- Fed May Signal Balance Sheet Will Stay at Record (Bloomberg)
- Fed Owes U.S. Stakeholders Accounting on Loans as People’s Bank (Bloomberg)
- China will have to tackle local govt debt (Reuters)
- Biggest HFT firm in the world to sell HFT counter-measures: Getco Expands Client Business, Offers Algorithm to Funds (Bloomberg)
- Greece Is in Line For a New Loan (WSJ)
- E.coli outbreak in Europe caused by new toxic strain (Reuters)
- The Chanos thesis is delayed: Banking regulator plans to shift 2-3 trillion yuan ($300-$470 billion) in debt off the books of local governments (Shanghai Daily)
- Kan: Ready to Step Down After Finishing Quake Work (WSJ)
COMEX Registered Silver Bullion Inventories Fall Sharp 38.5% in Two Weeks – Risk of COMEX Silver Default RemainsSubmitted by Tyler Durden on 06/02/2011 07:35 -0400
Spot gold and silver prices rose slightly again this morning after hitting a one-month high yesterday as equity markets internationally came under selling pressure. The Moody's downgrade of Greece and worryingly poor US economic data again pushed investors to seek the safe haven of bullion. Gold reached new record nominal highs in sterling yesterday (£945.62/oz) as the pound fell on concerns about the UK economy. The supply situation in the silver market gets more interesting by the day. Registered COMEX silver inventories have fallen to multiyear lows at 29,631,268 ounces. In the last 5 days they fell from 32,132,903 ounces to Tuesday’s holdings of 29,631,268 ounces. As can be seen in the table below registered silver inventories fell every single day last week leading to a sharp fall of 8.4% in 5 days. Registered silver inventories are down a sharp 38.5% in just two weeks – from 41,044,280 to 29,631,268. The possibility of an attempted cornering of the silver market through buying and taking delivery of physical bullion remains real. However it would be very difficult to corner the silver market due to the very small nature of the silver bullion market. A COMEX default remains a risk as does a massive short squeeze which could see silver surge as it did in the 1970s and again recently leading to silver targeting the inflation adjusted record high of $140/oz.

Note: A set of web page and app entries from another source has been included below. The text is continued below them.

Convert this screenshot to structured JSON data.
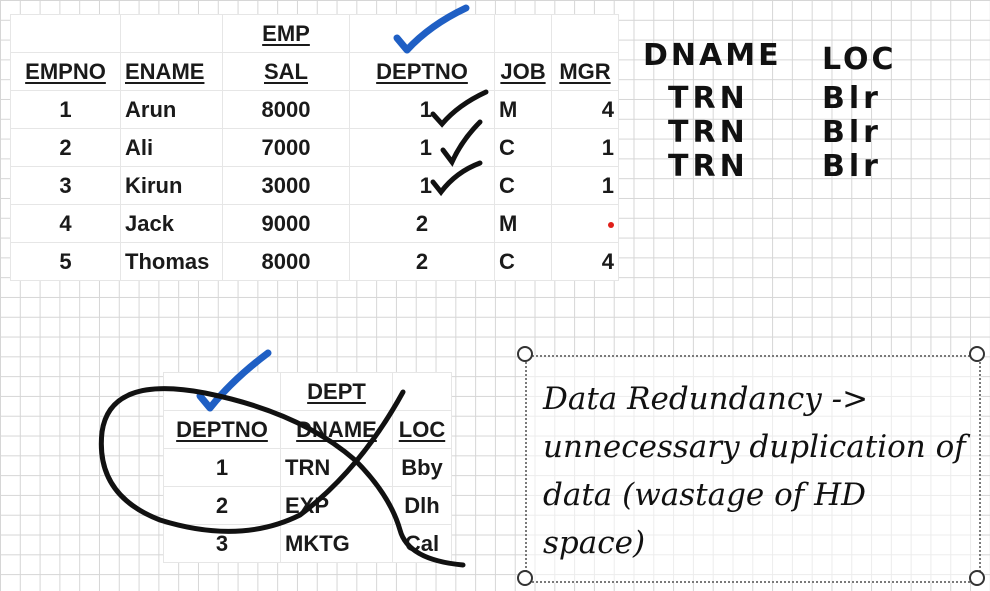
{
  "emp": {
    "title": "EMP",
    "headers": [
      "EMPNO",
      "ENAME",
      "SAL",
      "DEPTNO",
      "JOB",
      "MGR"
    ],
    "rows": [
      [
        "1",
        "Arun",
        "8000",
        "1",
        "M",
        "4"
      ],
      [
        "2",
        "Ali",
        "7000",
        "1",
        "C",
        "1"
      ],
      [
        "3",
        "Kirun",
        "3000",
        "1",
        "C",
        "1"
      ],
      [
        "4",
        "Jack",
        "9000",
        "2",
        "M",
        ""
      ],
      [
        "5",
        "Thomas",
        "8000",
        "2",
        "C",
        "4"
      ]
    ]
  },
  "dept": {
    "title": "DEPT",
    "headers": [
      "DEPTNO",
      "DNAME",
      "LOC"
    ],
    "rows": [
      [
        "1",
        "TRN",
        "Bby"
      ],
      [
        "2",
        "EXP",
        "Dlh"
      ],
      [
        "3",
        "MKTG",
        "Cal"
      ]
    ]
  },
  "handwriting": {
    "dname_header": "DNAME",
    "loc_header": "LOC",
    "dname_values": [
      "TRN",
      "TRN",
      "TRN"
    ],
    "loc_values": [
      "Blr",
      "Blr",
      "Blr"
    ]
  },
  "note": {
    "text": "Data Redundancy -> unnecessary duplication of data (wastage of HD space)"
  },
  "colors": {
    "blue_check": "#1f5fc4",
    "ink": "#111111",
    "red_dot": "#e0201a"
  }
}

Following years of inactivity it has now become cool to be the first rating agency to pull the trigger on another insolvent sovereign. After yesterday's downgrade of Greece by Moody's to Caa1, today Dagong decided to one up its American counterparts and downgrade the country with the 250% debt/GDP: Japan. From Xinhua: "Chinese ratings provider Dagong Global Credit Rating Co. Ltd., on Thursday cut its rating for Japan's local and foreign currency sovereign credit by one level to A+ and AA- respectively. The rating agency said the downgrade took into consideration Japan's political situation, economy, fiscal revenue and expenditure, as well as debt revenue. Expecting a mild recovery of the Japanese economy and no significant deterioration of Japan's sovereign debt financing within the next 12 months, Dagong put the country's credit outlook as "stable."" As Richard Koo noted yesterday, the probability that the Japnese economic situation will deteriorate absent stimulus is very high. Unfortunately, the problem is that since there is little to no spare money available "out there" the ability to kick the can down the road with another Keynesian band aid is severly limited. Expect to see many more downgrades of Japan, and not just Dagong, before the year is over.